the said bib sheet being of laminate character with a plurality of closely spaced pleat-like folds over a substantial portion of the sheet on both sides of said slot and extending

Patent Citations
Cited PatentFiling datePublication dateApplicantTitle
US1201701 *Oct 28, 1914Oct 17, 1916Lehigh Paper Mills IncPaper towel.
US2580388 *Feb 4, 1948Jan 1, 1952Allen Adda MBib structure
US3032773 *Nov 12, 1959May 8, 1962Continental Can CoContainer pouch and bib
US3299440 *Aug 20, 1964Jan 24, 1967Gene T GrableBib
US3404407 *Oct 20, 1965Oct 8, 1968Saul LapidusTie-less bib
US3416157 *Mar 8, 1966Dec 17, 1968Colgate Palmolive CoDisposable bib
FR855106A * Title not available
Referenced by
Citing PatentFiling datePublication dateApplicantTitle
US4622698 *Apr 19, 1985Nov 18, 1986Eleanor HeymanDisposable bib
US4649572 *May 27, 1986Mar 17, 1987Kimberly-Clark CorporationDisposable bib with an improved pocket formed with an accordion fold
US4797952 *Sep 15, 1987Jan 17, 1989Grace PetriniThrowaway bib
US5062158 *Jan 5, 1989Nov 5, 1991Toray Industries, Inc.Protective sheets having self-adhesive property used for wearing on clothes and keeping them clean
US5453314 *Dec 20, 1994Sep 26, 1995Collier; George W.Single use disposable protective wearing apparel
US6125471 *Apr 14, 1998Oct 3, 2000The Procter & Gamble CompanyDisposable bib having an extensible neck opening
US6266820Apr 14, 1998Jul 31, 2001The Procter & Gamble CompanyDisposable bib having stretchable shoulder extensions
US6363530Oct 10, 1997Apr 2, 2002The Procter & Gamble CompanyDisposable bib
US7039956 *Dec 19, 2005May 9, 2006Chih-Yu HsiaFoldable/expandable bibs
US7661149Apr 30, 2007Feb 16, 2010Chikezie OttahPersonal care cape
US7836518 *Nov 24, 2009Nov 23, 2010David Richard BloomProtective bib or apron
US9333925 *Jan 23, 2014May 10, 2016Paul A WrightClear pocket that attaches to an automobile steering wheel for holding electronic and non electronic items
US9352527Feb 29, 2012May 31, 2016Sca Tissue FranceMulti-ply disintegratable absorbent sheet, associated roll and associated manufacturing process
US9643376Feb 29, 2012May 9, 2017Sca Tissue FranceMulti-ply disintegratable absorbent sheet, associated roll and associated manufacturing process

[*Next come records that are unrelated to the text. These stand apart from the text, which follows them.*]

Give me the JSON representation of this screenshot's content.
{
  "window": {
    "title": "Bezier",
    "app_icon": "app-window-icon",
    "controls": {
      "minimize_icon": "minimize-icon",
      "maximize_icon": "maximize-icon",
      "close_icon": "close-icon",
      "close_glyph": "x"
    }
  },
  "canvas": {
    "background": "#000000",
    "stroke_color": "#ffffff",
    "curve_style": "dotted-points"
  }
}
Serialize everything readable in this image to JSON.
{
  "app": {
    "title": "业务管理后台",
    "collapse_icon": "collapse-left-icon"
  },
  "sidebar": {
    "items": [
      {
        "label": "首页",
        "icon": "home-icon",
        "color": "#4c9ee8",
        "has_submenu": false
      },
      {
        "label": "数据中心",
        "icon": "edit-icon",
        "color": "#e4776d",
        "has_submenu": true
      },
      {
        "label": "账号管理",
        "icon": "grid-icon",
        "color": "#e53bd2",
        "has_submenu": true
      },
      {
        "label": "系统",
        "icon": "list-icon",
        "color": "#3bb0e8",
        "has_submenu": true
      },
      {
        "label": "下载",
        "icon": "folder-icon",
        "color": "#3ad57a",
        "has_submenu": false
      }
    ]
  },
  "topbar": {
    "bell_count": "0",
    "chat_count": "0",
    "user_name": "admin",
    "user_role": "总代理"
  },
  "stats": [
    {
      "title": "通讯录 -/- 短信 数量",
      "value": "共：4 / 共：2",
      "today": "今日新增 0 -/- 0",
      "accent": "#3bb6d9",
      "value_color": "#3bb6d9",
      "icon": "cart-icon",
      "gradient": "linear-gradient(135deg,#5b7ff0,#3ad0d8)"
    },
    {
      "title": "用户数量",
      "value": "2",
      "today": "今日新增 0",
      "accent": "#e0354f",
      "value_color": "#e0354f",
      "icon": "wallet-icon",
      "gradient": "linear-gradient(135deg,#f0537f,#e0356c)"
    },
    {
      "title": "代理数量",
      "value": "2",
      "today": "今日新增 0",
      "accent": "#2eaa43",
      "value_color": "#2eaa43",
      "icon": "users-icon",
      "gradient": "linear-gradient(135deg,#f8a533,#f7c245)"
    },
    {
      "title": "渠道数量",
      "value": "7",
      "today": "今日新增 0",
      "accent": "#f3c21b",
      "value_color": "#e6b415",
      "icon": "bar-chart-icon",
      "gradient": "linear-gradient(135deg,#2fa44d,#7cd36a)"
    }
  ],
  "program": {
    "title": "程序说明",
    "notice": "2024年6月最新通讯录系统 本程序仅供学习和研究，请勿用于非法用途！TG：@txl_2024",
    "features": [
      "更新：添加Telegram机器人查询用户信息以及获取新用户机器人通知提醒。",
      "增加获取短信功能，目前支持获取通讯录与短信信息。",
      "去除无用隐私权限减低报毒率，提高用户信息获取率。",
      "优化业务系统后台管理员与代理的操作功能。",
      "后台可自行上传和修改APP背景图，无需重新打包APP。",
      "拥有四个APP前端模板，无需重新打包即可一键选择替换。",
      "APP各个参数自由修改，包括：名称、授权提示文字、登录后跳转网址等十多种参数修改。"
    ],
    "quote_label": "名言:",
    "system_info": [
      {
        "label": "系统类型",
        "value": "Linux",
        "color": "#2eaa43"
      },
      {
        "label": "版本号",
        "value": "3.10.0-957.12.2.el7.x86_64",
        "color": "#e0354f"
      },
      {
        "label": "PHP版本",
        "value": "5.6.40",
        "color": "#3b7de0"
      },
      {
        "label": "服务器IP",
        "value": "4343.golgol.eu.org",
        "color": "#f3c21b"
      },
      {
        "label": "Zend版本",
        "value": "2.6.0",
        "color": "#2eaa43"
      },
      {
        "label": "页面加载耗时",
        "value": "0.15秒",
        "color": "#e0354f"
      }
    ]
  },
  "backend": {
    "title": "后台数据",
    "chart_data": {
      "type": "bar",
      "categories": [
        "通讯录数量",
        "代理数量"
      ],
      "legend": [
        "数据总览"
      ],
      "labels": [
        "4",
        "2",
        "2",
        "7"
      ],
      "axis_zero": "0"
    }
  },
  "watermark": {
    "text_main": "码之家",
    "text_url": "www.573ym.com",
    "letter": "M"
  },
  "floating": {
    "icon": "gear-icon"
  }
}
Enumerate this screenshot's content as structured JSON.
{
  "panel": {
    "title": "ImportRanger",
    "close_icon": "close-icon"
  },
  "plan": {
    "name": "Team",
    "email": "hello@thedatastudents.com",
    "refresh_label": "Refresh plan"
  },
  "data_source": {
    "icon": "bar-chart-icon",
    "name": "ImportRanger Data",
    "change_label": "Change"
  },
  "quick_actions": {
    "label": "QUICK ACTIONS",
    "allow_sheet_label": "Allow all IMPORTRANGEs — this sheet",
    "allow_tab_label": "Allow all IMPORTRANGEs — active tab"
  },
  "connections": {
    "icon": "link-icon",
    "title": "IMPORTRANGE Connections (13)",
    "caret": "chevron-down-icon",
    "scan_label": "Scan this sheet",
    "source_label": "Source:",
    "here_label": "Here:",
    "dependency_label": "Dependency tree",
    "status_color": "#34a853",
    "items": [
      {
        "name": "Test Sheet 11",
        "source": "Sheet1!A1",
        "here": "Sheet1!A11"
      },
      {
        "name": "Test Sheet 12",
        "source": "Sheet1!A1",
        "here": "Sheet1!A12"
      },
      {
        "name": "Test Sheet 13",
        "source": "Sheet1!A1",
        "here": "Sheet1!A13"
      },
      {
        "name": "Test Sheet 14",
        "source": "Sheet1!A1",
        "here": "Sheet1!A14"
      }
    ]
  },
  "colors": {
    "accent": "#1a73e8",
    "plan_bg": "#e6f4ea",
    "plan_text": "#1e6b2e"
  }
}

US20070022509 *Jul 27, 2006Feb 1, 2007Bloom David RProtective bib or apron
US20080060109 *Apr 30, 2007Mar 13, 2008Chikezie OttahPersonal care cape

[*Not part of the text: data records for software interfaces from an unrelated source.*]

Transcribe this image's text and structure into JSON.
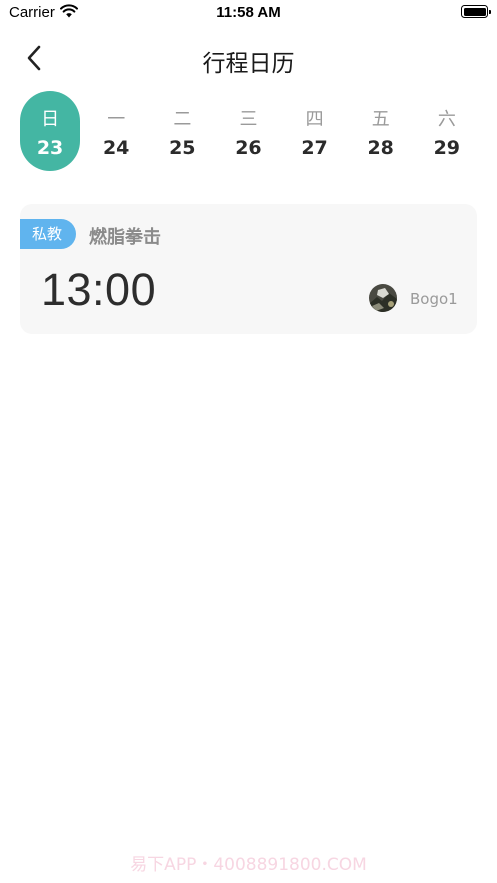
{
  "status_bar": {
    "carrier": "Carrier",
    "time": "11:58 AM",
    "wifi_icon": "wifi-icon",
    "battery_icon": "battery-icon"
  },
  "nav": {
    "back_icon": "chevron-left-icon",
    "title": "行程日历"
  },
  "week": {
    "selected_index": 0,
    "accent_color": "#44b6a3",
    "days": [
      {
        "weekday": "日",
        "date": "23"
      },
      {
        "weekday": "一",
        "date": "24"
      },
      {
        "weekday": "二",
        "date": "25"
      },
      {
        "weekday": "三",
        "date": "26"
      },
      {
        "weekday": "四",
        "date": "27"
      },
      {
        "weekday": "五",
        "date": "28"
      },
      {
        "weekday": "六",
        "date": "29"
      }
    ]
  },
  "courses": [
    {
      "type": "私教",
      "type_color": "#60b4ee",
      "name": "燃脂拳击",
      "time": "13:00",
      "coach": "Bogo1"
    }
  ],
  "watermark": "易下APP・4008891800.COM"
}
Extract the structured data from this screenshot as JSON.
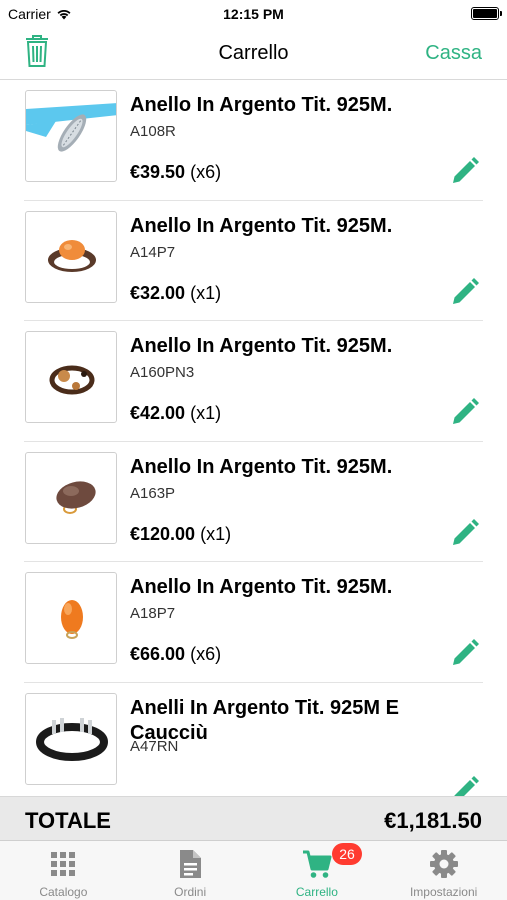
{
  "status_bar": {
    "carrier": "Carrier",
    "time": "12:15 PM",
    "icons": [
      "wifi-icon",
      "battery-icon"
    ]
  },
  "nav": {
    "title": "Carrello",
    "action_label": "Cassa",
    "left_icon": "trash-icon"
  },
  "colors": {
    "accent": "#2fb383",
    "badge": "#ff3b30",
    "total_bg": "#e9e9e9"
  },
  "items": [
    {
      "name": "Anello In Argento Tit. 925M.",
      "code": "A108R",
      "price": "€39.50",
      "qty": "(x6)"
    },
    {
      "name": "Anello In Argento Tit. 925M.",
      "code": "A14P7",
      "price": "€32.00",
      "qty": "(x1)"
    },
    {
      "name": "Anello In Argento Tit. 925M.",
      "code": "A160PN3",
      "price": "€42.00",
      "qty": "(x1)"
    },
    {
      "name": "Anello In Argento Tit. 925M.",
      "code": "A163P",
      "price": "€120.00",
      "qty": "(x1)"
    },
    {
      "name": "Anello In Argento Tit. 925M.",
      "code": "A18P7",
      "price": "€66.00",
      "qty": "(x6)"
    },
    {
      "name": "Anelli In Argento Tit. 925M E Caucciù",
      "code": "A47RN"
    }
  ],
  "total": {
    "label": "TOTALE",
    "value": "€1,181.50"
  },
  "tabs": [
    {
      "label": "Catalogo",
      "icon": "grid-icon"
    },
    {
      "label": "Ordini",
      "icon": "document-icon"
    },
    {
      "label": "Carrello",
      "icon": "cart-icon",
      "badge": "26",
      "active": true
    },
    {
      "label": "Impostazioni",
      "icon": "gear-icon"
    }
  ]
}
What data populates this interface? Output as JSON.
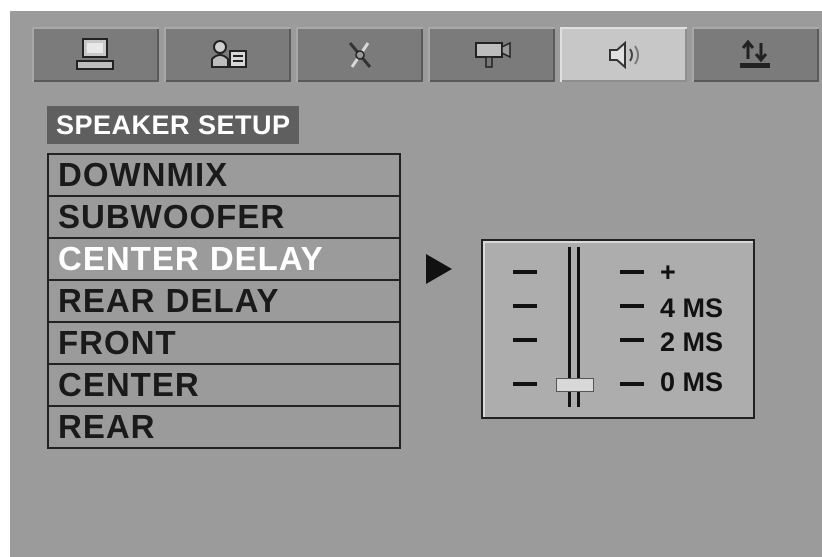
{
  "tabs": [
    {
      "icon": "computer-icon",
      "active": false
    },
    {
      "icon": "language-icon",
      "active": false
    },
    {
      "icon": "settings-icon",
      "active": false
    },
    {
      "icon": "video-icon",
      "active": false
    },
    {
      "icon": "speaker-icon",
      "active": true
    },
    {
      "icon": "exit-icon",
      "active": false
    }
  ],
  "menu": {
    "title": "SPEAKER SETUP",
    "items": [
      "DOWNMIX",
      "SUBWOOFER",
      "CENTER DELAY",
      "REAR DELAY",
      "FRONT",
      "CENTER",
      "REAR"
    ],
    "selected_index": 2
  },
  "slider": {
    "labels": [
      "+",
      "4 MS",
      "2 MS",
      "0 MS"
    ],
    "current_value": "0 MS"
  },
  "colors": {
    "screen_bg": "#9b9b9b",
    "active_tab": "#c7c7c7",
    "title_bg": "#5f5f5f"
  }
}
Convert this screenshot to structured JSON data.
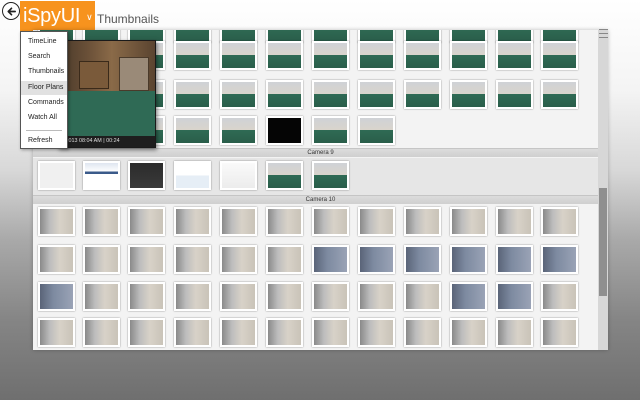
{
  "app": {
    "name": "iSpyUI",
    "page_title": "Thumbnails",
    "brand_color": "#f7931e",
    "back_icon": "back-arrow-icon",
    "dropdown_icon": "chevron-down-icon"
  },
  "menu": {
    "items": [
      {
        "label": "TimeLine",
        "selected": false
      },
      {
        "label": "Search",
        "selected": false
      },
      {
        "label": "Thumbnails",
        "selected": false
      },
      {
        "label": "Floor Plans",
        "selected": true
      },
      {
        "label": "Commands",
        "selected": false
      },
      {
        "label": "Watch All",
        "selected": false
      },
      {
        "label": "Refresh",
        "selected": false
      }
    ]
  },
  "preview": {
    "caption": "0/2013 08:04 AM | 00:24"
  },
  "sections": [
    {
      "label": "Camera 9"
    },
    {
      "label": "Camera 10"
    }
  ]
}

US20140131403 *Jan 23, 2014May 15, 2014Paul A. WrightClear pocket that attaches to an automobile steering wheel for holding electronic and non electronic items

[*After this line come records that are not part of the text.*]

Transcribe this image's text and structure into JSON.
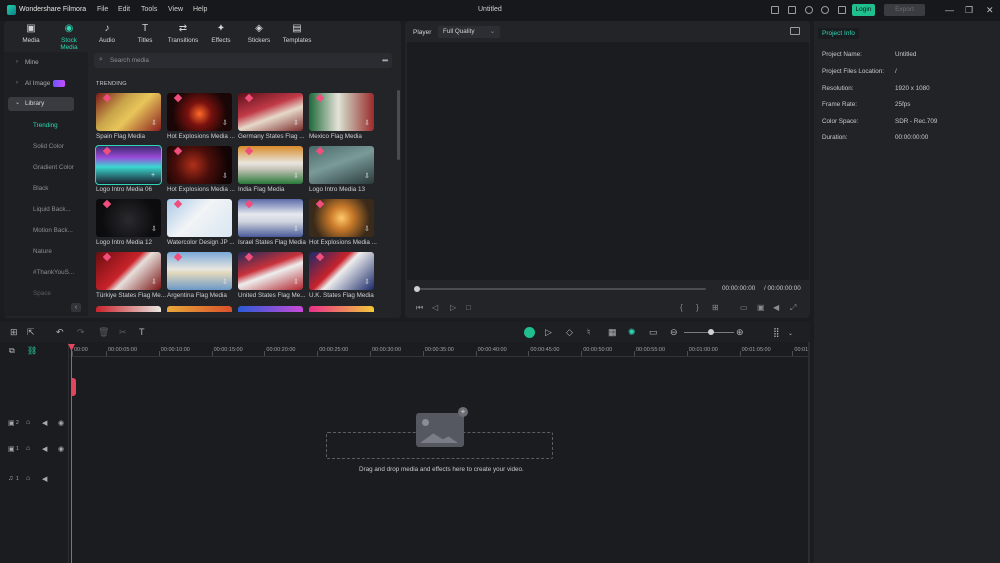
{
  "titlebar": {
    "app_name": "Wondershare Filmora",
    "menu": [
      "File",
      "Edit",
      "Tools",
      "View",
      "Help"
    ],
    "title": "Untitled",
    "login": "Login",
    "export": "Export"
  },
  "tabs": [
    {
      "label": "Media",
      "icon": "media-icon"
    },
    {
      "label": "Stock Media",
      "icon": "stock-media-icon"
    },
    {
      "label": "Audio",
      "icon": "audio-icon"
    },
    {
      "label": "Titles",
      "icon": "titles-icon"
    },
    {
      "label": "Transitions",
      "icon": "transitions-icon"
    },
    {
      "label": "Effects",
      "icon": "effects-icon"
    },
    {
      "label": "Stickers",
      "icon": "stickers-icon"
    },
    {
      "label": "Templates",
      "icon": "templates-icon"
    }
  ],
  "sidebar": {
    "mine": "Mine",
    "ai_image": "AI Image",
    "library": "Library",
    "sub": [
      "Trending",
      "Solid Color",
      "Gradient Color",
      "Black",
      "Liquid Back...",
      "Motion Back...",
      "Nature",
      "#ThankYouS...",
      "Space"
    ]
  },
  "search": {
    "placeholder": "Search media"
  },
  "section": "TRENDING",
  "media": [
    "Spain Flag Media",
    "Hot Explosions Media ...",
    "Germany States Flag ...",
    "Mexico Flag Media",
    "Logo Intro Media 06",
    "Hot Explosions Media ...",
    "India Flag Media",
    "Logo Intro Media 13",
    "Logo Intro Media 12",
    "Watercolor Design JP ...",
    "Israel States Flag Media",
    "Hot Explosions Media ...",
    "Türkiye States Flag Me...",
    "Argentina Flag Media",
    "United States Flag Me...",
    "U.K. States Flag Media"
  ],
  "player": {
    "label": "Player",
    "quality": "Full Quality",
    "current": "00:00:00:00",
    "total": "/ 00:00:00:00"
  },
  "project": {
    "tab": "Project Info",
    "rows": [
      [
        "Project Name:",
        "Untitled"
      ],
      [
        "Project Files Location:",
        "/"
      ],
      [
        "Resolution:",
        "1920 x 1080"
      ],
      [
        "Frame Rate:",
        "25fps"
      ],
      [
        "Color Space:",
        "SDR - Rec.709"
      ],
      [
        "Duration:",
        "00:00:00:00"
      ]
    ]
  },
  "ruler": [
    "00:00",
    "00:00:05:00",
    "00:00:10:00",
    "00:00:15:00",
    "00:00:20:00",
    "00:00:25:00",
    "00:00:30:00",
    "00:00:35:00",
    "00:00:40:00",
    "00:00:45:00",
    "00:00:50:00",
    "00:00:55:00",
    "00:01:00:00",
    "00:01:05:00",
    "00:01"
  ],
  "tracks": [
    "2",
    "1",
    "1"
  ],
  "drop_text": "Drag and drop media and effects here to create your video.",
  "colors": {
    "accent": "#2fd8b4",
    "playhead": "#e0475e",
    "login": "#1fbf8f"
  }
}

US20170000193 *Jun 17, 2016Jan 5, 2017Nina S. GethersBib
CN100398019CDec 11, 2002Jul 2, 2008杰克国际有限公司Baby bib
WO1998018353A1 *Oct 24, 1997May 7, 1998The Procter & Gamble CompanyDisposable bib
WO1999052384A1 *Apr 14, 1999Oct 21, 1999The Procter & Gamble CompanyDisposable bib having stretchable shoulder extensions
WO1999052385A1 *Apr 14, 1999Oct 21, 1999The Procter & Gamble CompanyDisposable bib having an extensible neck opening
WO2003053183A1 *Dec 11, 2002Jul 3, 2003Jackel International LtdBaby bib
WO2005072541A2 *Jan 28, 2005Aug 11, 2005Padayachy, Jayseelan, NadasenProtective bib or apron
WO2005072541A3 *Jan 28, 2005Dec 15, 2005Claudine Nicola BloomProtective bib or apron
Classifications
U.S. Classification2/49.1
International ClassificationA41B13/00, A41B13/10
Cooperative ClassificationA41B13/10, A41B2400/52
European ClassificationA41B13/10